Bayer Leverkusen coach Heiko Herrlich’s am-dram dive against Borussia Monchengladbach may well have been laughably risible, but it’s not entirely without precedent in German football circles.
Allow us, if you will, to whisk you back to a truly baffling passage of play – well, play-acting – that occurred during the closing stages of the fantastically ill-tempered Bundesliga tie between Duisburg and Cologne in December of 2005.
With 85 minutes played, the score locked at 1-1 and no less than seven yellow cards already doled out, the visitors went pressing for a winner.
With blood already running hot and tempers short, Cologne midfielder Albert Streit attempted to break on the counter-attack only to see his burst snuffed out and the ball run over the touchline, where Duisburg coach Norbert Meier lay in wait.
What followed was and is still quite possibly the nadir of utterly pathetic footballing gamesmanship…
By the final whistle, no less than eight yellow cards had been administered for various infractions, along with one straight red card – shown to Streit for supposedly instigating the debacle.
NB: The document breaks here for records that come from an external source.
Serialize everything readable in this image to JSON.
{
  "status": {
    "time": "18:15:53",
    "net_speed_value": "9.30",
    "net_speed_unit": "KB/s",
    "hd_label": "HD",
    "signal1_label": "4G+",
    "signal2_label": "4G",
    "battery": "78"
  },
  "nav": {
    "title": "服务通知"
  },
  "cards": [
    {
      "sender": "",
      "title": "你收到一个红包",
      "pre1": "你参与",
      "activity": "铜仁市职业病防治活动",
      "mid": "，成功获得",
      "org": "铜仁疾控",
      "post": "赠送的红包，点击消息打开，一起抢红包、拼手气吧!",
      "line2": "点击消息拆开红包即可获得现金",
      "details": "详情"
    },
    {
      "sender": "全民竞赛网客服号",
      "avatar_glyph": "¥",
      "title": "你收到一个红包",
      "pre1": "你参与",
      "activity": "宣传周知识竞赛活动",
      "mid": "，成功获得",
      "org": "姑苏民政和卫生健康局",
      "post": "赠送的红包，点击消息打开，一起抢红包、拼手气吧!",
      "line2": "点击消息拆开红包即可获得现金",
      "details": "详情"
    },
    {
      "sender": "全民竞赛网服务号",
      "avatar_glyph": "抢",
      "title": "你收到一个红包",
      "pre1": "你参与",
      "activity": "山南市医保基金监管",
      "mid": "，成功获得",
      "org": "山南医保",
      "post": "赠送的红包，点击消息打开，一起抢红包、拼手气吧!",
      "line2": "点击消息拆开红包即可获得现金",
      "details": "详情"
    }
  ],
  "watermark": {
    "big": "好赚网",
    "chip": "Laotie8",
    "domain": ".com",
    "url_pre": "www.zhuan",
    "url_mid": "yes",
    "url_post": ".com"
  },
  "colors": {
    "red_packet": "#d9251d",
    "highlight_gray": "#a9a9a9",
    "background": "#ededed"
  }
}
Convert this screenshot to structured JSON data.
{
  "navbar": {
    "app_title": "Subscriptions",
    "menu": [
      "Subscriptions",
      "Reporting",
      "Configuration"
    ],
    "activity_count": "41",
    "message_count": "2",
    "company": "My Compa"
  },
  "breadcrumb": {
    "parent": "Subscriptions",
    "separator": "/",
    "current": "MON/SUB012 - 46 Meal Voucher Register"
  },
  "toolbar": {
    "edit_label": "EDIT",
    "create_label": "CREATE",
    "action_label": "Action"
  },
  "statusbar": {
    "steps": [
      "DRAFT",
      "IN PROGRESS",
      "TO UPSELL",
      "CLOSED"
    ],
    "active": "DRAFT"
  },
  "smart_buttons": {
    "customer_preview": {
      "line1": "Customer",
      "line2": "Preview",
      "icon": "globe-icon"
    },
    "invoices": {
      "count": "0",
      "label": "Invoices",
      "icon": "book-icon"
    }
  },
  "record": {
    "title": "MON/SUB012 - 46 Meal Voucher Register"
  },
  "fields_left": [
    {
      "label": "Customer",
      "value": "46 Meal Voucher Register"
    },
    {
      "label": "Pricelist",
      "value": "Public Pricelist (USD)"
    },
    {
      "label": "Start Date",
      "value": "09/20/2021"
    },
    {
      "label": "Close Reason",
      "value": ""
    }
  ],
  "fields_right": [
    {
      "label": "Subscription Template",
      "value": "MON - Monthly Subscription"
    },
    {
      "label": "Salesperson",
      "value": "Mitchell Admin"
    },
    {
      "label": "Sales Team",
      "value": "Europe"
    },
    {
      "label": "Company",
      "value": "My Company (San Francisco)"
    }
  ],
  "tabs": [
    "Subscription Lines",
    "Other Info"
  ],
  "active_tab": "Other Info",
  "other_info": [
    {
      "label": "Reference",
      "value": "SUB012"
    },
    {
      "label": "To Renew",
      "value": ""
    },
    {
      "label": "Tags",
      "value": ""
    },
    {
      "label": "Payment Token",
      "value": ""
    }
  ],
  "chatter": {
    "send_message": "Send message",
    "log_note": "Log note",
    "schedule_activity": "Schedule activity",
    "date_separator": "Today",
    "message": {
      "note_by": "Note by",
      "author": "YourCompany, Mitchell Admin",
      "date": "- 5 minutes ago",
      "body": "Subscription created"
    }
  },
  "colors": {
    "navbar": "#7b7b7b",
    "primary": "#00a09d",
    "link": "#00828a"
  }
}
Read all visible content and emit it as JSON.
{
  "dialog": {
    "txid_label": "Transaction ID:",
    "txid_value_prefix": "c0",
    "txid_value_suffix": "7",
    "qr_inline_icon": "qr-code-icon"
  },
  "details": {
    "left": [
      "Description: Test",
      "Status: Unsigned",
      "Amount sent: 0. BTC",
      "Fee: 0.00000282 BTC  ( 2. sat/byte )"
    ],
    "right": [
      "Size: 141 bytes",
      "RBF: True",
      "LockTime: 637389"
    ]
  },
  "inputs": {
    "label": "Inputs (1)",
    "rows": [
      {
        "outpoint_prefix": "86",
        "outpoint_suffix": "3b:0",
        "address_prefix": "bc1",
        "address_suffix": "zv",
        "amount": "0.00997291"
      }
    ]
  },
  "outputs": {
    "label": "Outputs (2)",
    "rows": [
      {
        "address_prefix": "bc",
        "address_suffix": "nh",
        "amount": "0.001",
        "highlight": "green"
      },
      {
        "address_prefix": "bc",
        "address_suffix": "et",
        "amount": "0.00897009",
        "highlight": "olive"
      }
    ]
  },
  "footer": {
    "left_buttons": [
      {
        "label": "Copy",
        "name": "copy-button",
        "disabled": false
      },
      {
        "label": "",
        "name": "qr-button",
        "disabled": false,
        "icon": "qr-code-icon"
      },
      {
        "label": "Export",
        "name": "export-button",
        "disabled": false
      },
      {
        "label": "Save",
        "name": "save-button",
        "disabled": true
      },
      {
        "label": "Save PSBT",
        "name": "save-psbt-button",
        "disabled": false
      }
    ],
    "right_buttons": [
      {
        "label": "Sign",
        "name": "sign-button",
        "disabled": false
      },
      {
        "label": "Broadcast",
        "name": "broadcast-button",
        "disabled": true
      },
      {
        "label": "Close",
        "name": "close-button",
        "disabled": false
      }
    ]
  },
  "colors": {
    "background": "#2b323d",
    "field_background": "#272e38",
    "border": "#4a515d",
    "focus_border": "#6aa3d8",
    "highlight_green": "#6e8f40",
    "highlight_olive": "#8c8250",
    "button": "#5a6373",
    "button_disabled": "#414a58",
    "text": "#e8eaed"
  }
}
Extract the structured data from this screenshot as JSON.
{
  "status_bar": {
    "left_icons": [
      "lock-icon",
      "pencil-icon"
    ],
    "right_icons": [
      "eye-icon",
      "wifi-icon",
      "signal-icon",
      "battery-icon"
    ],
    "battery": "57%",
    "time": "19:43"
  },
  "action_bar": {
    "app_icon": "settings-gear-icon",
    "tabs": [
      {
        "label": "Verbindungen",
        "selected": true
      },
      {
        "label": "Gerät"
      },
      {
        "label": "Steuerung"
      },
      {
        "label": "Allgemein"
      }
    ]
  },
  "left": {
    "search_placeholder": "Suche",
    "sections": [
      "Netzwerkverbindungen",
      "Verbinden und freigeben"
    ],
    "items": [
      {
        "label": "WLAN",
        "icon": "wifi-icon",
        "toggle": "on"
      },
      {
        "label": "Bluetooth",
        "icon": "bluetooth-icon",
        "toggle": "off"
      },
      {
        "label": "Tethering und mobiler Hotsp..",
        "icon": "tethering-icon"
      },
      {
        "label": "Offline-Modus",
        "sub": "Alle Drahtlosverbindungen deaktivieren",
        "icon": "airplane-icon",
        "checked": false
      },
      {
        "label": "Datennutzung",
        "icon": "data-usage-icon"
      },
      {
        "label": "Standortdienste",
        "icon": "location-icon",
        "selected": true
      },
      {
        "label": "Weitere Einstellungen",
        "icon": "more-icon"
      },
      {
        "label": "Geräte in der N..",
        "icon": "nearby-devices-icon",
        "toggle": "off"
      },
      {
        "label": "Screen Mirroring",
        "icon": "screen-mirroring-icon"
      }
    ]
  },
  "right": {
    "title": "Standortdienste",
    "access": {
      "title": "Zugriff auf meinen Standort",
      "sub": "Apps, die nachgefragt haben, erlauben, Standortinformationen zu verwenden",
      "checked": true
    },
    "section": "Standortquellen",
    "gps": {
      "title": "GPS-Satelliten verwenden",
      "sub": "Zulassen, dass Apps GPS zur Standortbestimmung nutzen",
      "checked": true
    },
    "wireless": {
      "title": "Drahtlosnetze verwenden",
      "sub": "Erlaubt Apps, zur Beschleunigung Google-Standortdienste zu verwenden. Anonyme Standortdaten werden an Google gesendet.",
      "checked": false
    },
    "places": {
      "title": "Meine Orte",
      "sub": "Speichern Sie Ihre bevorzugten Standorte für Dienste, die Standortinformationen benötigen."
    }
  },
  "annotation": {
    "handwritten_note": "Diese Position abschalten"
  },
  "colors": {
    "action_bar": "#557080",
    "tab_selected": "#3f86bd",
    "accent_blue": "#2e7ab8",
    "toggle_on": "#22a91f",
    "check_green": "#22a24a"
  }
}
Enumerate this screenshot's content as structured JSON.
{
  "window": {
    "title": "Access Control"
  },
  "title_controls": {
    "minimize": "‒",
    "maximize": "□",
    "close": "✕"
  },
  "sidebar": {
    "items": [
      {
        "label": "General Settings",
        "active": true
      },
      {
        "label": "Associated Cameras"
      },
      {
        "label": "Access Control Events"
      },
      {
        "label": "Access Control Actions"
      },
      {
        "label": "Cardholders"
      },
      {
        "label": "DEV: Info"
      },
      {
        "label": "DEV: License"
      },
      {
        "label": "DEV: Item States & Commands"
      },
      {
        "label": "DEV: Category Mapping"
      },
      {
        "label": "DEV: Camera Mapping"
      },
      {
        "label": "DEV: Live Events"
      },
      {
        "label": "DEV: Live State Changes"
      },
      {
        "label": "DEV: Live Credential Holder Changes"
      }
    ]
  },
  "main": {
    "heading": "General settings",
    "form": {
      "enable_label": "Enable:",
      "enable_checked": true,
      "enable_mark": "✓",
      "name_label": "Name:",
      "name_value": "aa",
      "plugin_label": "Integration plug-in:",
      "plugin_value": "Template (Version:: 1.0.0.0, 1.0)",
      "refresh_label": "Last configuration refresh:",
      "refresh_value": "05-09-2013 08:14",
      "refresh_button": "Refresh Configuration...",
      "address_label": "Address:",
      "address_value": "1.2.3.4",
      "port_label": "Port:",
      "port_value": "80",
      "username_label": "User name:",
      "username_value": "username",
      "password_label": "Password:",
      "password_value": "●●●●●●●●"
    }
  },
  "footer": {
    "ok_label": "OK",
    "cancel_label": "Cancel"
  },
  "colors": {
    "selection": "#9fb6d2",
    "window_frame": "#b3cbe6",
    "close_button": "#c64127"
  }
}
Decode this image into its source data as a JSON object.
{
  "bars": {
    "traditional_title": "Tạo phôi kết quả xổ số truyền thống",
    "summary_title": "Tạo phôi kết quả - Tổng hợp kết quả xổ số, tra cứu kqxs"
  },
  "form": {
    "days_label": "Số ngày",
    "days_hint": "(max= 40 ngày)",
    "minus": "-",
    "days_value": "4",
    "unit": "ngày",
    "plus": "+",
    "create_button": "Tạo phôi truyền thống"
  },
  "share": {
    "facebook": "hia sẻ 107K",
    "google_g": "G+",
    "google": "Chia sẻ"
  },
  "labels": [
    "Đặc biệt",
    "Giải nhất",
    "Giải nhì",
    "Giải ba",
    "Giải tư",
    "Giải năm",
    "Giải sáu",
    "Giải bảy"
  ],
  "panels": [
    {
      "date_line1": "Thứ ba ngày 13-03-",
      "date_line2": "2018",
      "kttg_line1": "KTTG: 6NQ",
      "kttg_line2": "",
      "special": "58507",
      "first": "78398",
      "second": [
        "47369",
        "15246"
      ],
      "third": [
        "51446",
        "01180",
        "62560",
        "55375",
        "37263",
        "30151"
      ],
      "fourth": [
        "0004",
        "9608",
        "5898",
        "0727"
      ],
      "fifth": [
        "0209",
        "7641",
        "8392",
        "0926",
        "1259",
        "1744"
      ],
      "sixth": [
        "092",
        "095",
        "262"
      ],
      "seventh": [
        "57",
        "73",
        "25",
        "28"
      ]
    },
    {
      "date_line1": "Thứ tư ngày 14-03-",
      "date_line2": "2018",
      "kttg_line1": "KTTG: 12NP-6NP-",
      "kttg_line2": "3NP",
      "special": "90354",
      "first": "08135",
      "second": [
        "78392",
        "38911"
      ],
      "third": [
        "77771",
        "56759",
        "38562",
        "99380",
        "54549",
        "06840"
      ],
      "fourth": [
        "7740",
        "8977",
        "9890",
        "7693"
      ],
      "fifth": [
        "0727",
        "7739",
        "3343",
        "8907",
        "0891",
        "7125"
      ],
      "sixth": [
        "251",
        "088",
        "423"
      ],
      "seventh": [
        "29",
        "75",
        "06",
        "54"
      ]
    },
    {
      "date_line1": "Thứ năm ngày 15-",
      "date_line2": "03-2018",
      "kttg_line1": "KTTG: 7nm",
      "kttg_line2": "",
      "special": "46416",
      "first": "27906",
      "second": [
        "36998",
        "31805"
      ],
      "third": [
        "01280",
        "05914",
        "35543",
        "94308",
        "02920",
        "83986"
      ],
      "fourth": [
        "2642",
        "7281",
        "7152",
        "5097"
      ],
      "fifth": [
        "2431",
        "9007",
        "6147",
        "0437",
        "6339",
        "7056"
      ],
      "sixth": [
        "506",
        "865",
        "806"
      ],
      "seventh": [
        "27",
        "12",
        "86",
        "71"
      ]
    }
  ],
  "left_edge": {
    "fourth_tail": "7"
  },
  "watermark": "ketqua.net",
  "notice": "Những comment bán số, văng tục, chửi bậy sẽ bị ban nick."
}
Alas, post-match reviews of the incident proved that it was indeed Meier who threw the first forehead, leading Duisburg to sack him just two days later. The DfB then followed suit by banning him from partaking in any footballing activities for the next three months.